- Roche's immunotherapy Tecentriq slowed lung cancer progression in previously untreated patients when given in combination with the Swiss pharma's older drug Avastin and chemotherapy, according to top-line results announced by the company Monday.
- In a study known as IMpower 150, the pairing of Tecentriq with Avastin and chemo reduced the risk of disease worsening or death (progression-free survival) in patients with non-squamous non-small cell lung cancer (NSCLC), compared to those who only received Avastin and chemo.
- The results boost Tecentriq's profile and could give Roche the means to challenge Merck & Co.'s lead in the first-line NSCLC setting, where its PD-1 inhibitor Keytruda is currently approved.
Merck and Bristol-Myers Squibb Co. hold a wide lead in the immuno-oncology market. Both of their drugs, Keytruda (pembrolizumab) and Opdivo (nivolumab), respectively, now rake in more than $1 billion in sales per quarter.
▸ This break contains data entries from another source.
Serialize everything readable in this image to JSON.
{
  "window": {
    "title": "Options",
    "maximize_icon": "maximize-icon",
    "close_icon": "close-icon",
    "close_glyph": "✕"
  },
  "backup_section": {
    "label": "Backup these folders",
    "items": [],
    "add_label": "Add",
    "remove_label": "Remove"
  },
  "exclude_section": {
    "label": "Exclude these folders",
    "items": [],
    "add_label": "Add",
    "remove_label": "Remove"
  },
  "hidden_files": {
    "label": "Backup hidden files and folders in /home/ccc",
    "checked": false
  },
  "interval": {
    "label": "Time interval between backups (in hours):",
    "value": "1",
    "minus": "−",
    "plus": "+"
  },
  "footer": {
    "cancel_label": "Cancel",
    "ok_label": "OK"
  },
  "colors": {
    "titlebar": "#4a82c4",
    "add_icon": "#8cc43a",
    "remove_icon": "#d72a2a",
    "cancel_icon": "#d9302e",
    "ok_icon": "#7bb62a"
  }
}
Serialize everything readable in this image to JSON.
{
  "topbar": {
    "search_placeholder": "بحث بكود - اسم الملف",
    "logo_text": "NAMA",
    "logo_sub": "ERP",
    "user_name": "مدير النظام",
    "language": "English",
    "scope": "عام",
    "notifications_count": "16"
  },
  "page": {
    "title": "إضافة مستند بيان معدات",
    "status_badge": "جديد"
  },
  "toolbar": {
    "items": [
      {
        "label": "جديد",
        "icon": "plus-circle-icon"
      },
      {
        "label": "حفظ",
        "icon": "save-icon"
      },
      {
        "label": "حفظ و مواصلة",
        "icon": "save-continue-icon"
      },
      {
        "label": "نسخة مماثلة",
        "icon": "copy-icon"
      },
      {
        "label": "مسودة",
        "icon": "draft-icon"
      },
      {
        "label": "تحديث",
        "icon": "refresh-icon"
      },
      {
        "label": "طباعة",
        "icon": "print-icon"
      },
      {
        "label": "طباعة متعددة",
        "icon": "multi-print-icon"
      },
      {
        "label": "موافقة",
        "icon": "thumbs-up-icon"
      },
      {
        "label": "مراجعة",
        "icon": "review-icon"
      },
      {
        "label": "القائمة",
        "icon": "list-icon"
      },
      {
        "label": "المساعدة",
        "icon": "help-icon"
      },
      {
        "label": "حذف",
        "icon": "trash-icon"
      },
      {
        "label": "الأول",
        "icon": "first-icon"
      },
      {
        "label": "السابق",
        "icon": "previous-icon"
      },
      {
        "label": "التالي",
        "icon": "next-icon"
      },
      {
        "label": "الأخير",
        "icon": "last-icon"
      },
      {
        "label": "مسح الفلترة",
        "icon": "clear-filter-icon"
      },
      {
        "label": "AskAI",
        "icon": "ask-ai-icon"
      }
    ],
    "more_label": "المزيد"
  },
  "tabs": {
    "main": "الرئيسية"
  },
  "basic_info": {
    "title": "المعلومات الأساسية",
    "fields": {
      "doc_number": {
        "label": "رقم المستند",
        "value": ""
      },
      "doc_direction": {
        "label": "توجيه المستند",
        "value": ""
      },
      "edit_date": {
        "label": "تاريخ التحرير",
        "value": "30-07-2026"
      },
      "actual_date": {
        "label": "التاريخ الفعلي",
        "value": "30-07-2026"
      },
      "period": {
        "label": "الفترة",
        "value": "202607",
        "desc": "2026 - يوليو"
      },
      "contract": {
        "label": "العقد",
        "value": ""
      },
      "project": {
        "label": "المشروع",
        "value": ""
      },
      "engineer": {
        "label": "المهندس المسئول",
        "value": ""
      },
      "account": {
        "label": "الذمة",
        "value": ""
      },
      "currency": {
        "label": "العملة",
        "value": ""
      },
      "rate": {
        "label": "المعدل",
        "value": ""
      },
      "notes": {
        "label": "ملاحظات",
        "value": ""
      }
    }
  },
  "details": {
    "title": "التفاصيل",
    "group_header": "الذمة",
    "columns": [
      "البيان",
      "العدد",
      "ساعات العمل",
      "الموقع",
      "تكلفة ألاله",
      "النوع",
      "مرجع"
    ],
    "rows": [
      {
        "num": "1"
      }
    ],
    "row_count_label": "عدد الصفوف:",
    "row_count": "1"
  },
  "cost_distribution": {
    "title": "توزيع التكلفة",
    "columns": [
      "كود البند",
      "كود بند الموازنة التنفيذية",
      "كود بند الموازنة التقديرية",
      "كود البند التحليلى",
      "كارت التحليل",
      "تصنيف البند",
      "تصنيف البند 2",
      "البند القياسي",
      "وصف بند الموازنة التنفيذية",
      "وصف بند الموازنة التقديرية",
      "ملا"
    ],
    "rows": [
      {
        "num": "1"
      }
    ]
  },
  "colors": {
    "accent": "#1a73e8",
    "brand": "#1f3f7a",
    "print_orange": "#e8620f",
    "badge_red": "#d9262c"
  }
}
And with five checkpoint inhibitors targeting the PD-(L)1 pathway now approved, it has become increasingly more difficult for latecomers to compete in later lines of treatment. In first-line lung cancer, however, Merck stands alone, having won approvals for Keytruda and Keytruda plus chemotherapy.
That advantage, however, could be short-lived now that IMpower 150 has read out positive PFS data — although the degree of benefit and data on overall survival haven't been disclosed.
"Roche is now a real competitor in [first-line] lung," wrote Evercore ISI equity analyst Umer Raffat in a Nov. 20 note. Other analysts were similarly bullish on Roche's ability to compete in the NSCLC market.
The Swiss pharma plans to submit the data to the Food and Drug Administration as well as the European Medicines Agency. More detailed results will be presented by the company at the European Society for Medical Oncology's Immuno-Oncology Congress next month.
Many questions remain unanswered, though. Roche designed IMpower150 with three study arms: a group who received Tecentriq plus chemotherapy, another treated with Tecentriq plus Avastin (bevacizumab)/chemo and a control cohort administered with Avastin plus chemo.
Analysis of trial data was only powered to compare the Tecentriq plus Avastin/chemo arm to the control group. Still, it will be important to see how patients who only received Tecentriq and chemo fared.
Additionally, data on overall survival won't be available until the first half of next year. Roche said initial observations were "encouraging," boosting confidence that the combo could hit on both of its primary endpoints. Given Merck's current edge in the U.S. with Keytruda plus pemetrexed, demonstrating an OS and PFS benefit to Tecentriq plus chemo would greatly improve Roche's ability to challenge Merck in first-line lung cancer.
Merck won accelerated approval from the FDA for its pairing in May, based on findings from one cohort of a study known as KEYNOTE-021G. A confirmatory study to validate that data is currently ongoing and is expected to read out in February 2019 after Merck elevated overall survival to a co-primary endpoint.
That delay could give Roche an opportunity to make up some ground, particularly after Merck decided to withdraw its application for approval of its combo in Europe.
For the wider immuno-oncology field, though, Roche and Merck's results begin to build a stronger case for pairing checkpoint inhibitors with chemotherapy.
By comparison, Bristol-Myers and AstraZeneca plc have both sought to improve their drugs' efficacy by pairing immunotherapies together — such as Bristol-Myers' combination of the CTLA4 inhibitor Yervoy (ipilimumab) with Opdivo, which has become a standard treatment option in melanoma.
AstraZeneca's hopes were recently set back when a study testing its drug Imfinzi (durvalumab) with an experimental immunotherapy called tremelimumab failed to show a PFS benefit.
Bristol-Myers does have studies testing Opdivo together with chemo in lung cancer, and its CHECKMATE-227 study in first-line NSCLC could offer new evidence in support of putting two immunotherapies together.
Shares in Roche rose by more than 6% on the Swiss stock exchange, while shares in Merck and Bristol-Myers both fell in Monday morning trading.